- _TASK_
What is the number of lines in the data that contain "screenshot"? Respond with nothing else.
--- RECORDS SUPPLIED Enclosed Below ---
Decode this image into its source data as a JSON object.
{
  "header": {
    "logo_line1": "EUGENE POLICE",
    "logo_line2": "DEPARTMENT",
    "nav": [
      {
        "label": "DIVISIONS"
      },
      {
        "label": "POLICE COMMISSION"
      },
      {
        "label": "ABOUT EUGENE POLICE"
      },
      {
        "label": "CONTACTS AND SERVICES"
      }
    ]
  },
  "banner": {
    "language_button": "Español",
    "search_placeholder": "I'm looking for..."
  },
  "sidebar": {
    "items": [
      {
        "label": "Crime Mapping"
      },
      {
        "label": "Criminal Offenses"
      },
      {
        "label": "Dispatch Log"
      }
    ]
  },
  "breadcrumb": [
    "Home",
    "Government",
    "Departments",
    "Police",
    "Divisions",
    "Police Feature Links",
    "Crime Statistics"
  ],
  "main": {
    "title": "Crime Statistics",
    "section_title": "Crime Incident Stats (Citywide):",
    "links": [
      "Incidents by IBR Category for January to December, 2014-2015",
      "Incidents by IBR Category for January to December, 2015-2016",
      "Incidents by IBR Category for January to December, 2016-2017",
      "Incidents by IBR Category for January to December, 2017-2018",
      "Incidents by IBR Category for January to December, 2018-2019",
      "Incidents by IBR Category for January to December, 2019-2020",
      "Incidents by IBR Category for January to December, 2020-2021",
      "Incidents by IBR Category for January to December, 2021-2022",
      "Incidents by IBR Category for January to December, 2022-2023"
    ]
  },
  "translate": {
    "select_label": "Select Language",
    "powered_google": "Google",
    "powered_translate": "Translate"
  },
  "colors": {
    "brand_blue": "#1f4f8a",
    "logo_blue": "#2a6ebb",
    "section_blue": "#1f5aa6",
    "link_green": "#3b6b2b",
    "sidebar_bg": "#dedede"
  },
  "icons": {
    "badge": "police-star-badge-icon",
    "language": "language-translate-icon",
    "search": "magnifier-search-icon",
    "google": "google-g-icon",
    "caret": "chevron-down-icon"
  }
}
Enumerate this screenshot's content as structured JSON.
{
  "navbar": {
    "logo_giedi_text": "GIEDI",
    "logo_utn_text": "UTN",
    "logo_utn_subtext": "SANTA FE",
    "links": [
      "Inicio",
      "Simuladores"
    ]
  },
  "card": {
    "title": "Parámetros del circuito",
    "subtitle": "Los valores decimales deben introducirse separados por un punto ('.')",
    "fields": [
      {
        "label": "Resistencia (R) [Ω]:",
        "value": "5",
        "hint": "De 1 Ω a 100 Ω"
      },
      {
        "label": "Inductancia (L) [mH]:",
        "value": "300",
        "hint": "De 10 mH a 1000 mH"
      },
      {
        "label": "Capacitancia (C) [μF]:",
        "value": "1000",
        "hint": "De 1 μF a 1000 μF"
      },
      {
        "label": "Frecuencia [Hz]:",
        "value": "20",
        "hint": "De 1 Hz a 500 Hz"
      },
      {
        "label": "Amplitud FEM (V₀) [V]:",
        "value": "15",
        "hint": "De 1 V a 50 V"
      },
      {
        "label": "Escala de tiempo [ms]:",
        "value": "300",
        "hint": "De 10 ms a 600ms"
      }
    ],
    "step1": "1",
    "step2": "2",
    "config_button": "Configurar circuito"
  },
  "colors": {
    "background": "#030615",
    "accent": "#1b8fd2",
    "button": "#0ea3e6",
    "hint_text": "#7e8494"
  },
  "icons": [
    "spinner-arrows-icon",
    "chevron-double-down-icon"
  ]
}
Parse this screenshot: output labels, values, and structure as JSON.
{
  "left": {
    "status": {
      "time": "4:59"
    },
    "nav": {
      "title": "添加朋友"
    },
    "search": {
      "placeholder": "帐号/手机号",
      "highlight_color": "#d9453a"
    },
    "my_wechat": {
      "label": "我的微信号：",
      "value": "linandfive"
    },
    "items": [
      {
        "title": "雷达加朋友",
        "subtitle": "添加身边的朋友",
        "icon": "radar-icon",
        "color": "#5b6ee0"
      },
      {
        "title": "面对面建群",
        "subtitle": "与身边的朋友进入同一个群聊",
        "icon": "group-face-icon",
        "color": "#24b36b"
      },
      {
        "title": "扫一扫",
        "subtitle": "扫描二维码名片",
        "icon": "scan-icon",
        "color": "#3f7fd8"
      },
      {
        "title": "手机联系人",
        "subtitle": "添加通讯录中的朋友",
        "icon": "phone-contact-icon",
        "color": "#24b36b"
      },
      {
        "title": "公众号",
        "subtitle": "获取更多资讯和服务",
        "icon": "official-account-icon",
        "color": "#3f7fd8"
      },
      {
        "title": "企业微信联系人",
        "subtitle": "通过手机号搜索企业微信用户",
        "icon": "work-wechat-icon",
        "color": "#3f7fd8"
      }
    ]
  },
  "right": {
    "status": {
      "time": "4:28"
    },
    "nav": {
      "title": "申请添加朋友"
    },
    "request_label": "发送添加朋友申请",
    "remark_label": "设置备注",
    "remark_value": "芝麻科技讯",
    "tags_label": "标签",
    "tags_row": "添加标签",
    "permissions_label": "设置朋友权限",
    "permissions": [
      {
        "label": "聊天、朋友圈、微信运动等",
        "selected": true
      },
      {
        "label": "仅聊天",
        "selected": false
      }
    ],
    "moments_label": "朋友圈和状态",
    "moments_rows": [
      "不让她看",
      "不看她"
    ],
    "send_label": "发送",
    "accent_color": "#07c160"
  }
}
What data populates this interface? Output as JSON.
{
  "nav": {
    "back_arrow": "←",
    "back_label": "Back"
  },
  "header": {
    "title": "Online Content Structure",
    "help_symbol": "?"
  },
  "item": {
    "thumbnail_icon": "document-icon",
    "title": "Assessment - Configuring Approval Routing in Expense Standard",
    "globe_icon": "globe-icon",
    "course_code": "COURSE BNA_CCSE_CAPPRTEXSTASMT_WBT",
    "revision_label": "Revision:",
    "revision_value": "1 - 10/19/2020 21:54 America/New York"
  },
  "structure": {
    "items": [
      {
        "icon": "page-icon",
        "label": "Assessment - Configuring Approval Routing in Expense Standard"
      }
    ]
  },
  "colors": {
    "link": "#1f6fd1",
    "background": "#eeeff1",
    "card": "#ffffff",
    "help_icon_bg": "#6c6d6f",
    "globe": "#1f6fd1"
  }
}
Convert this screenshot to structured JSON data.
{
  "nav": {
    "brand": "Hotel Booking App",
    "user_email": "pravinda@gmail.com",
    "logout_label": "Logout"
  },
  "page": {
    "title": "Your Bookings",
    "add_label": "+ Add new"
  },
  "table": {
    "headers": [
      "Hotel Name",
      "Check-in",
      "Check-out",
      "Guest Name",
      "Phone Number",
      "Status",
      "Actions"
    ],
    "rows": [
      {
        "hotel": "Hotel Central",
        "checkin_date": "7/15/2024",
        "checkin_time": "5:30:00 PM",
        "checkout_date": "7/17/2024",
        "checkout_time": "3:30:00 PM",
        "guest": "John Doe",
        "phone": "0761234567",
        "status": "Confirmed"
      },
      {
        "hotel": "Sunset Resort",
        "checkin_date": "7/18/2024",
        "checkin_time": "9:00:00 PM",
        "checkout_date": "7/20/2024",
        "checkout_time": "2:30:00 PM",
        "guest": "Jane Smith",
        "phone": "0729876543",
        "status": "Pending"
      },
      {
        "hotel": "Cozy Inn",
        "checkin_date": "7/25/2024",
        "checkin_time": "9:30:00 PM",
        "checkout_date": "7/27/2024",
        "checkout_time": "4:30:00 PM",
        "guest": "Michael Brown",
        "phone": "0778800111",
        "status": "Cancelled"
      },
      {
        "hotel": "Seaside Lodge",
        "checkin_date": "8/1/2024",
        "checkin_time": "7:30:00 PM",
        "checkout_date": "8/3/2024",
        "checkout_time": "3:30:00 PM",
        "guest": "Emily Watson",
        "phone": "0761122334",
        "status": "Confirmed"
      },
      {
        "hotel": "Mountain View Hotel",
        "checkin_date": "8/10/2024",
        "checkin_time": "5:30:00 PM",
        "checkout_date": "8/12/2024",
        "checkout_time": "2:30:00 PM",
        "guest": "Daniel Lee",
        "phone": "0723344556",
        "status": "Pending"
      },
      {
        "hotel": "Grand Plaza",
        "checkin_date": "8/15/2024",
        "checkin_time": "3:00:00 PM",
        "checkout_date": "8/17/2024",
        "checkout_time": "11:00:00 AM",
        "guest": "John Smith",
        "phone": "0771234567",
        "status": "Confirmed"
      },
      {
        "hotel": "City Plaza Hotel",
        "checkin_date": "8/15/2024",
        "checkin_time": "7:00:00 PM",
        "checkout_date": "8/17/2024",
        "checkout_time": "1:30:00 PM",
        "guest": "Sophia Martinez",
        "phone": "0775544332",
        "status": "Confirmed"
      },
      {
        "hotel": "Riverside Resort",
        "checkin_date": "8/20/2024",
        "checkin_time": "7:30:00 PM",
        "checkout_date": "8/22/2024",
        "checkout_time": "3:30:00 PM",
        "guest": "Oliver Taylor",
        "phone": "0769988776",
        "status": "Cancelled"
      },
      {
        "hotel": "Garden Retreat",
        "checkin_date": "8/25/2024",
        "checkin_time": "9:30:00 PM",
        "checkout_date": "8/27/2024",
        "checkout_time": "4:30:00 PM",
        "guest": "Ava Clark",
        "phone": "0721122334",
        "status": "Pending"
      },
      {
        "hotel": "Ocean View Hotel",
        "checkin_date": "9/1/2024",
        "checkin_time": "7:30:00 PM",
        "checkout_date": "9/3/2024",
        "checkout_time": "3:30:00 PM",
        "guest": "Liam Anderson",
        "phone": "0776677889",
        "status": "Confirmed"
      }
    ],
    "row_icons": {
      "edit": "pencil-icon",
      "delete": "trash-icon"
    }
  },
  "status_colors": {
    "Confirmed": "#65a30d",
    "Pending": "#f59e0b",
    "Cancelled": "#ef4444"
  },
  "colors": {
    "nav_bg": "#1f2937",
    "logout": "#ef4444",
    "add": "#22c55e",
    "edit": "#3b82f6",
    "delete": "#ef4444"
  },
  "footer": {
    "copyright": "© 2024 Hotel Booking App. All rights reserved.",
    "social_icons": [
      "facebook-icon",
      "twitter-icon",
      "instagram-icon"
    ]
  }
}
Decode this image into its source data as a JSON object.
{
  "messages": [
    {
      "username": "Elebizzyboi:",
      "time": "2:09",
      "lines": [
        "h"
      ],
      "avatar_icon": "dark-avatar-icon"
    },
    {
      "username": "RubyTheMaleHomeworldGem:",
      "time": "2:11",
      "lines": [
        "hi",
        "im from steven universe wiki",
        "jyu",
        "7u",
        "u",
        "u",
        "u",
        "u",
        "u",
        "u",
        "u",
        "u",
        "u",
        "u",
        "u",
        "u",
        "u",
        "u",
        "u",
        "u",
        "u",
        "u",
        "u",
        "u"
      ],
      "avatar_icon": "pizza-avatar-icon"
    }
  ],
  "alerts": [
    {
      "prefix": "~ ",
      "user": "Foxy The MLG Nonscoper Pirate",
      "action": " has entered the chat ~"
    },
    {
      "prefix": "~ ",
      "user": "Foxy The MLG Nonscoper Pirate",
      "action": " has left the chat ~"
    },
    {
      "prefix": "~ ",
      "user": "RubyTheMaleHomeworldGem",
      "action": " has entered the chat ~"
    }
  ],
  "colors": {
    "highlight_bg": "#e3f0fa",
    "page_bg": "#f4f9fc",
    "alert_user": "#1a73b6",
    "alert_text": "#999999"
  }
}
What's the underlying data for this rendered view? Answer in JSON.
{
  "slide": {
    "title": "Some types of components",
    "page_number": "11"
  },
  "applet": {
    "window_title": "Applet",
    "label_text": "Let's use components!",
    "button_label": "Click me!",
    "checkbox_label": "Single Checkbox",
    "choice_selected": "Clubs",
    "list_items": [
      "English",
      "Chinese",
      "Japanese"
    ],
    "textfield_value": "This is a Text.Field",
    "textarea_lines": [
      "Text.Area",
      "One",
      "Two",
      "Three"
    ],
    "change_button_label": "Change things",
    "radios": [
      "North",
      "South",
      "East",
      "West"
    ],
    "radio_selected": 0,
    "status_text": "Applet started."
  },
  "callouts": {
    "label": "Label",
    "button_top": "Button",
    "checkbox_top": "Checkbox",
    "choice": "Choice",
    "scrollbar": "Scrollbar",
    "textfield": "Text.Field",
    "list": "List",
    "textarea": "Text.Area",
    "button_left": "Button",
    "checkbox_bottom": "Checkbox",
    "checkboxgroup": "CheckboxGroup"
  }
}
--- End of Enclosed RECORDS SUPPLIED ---
- _SOLUTION FOR THIS TASK_
3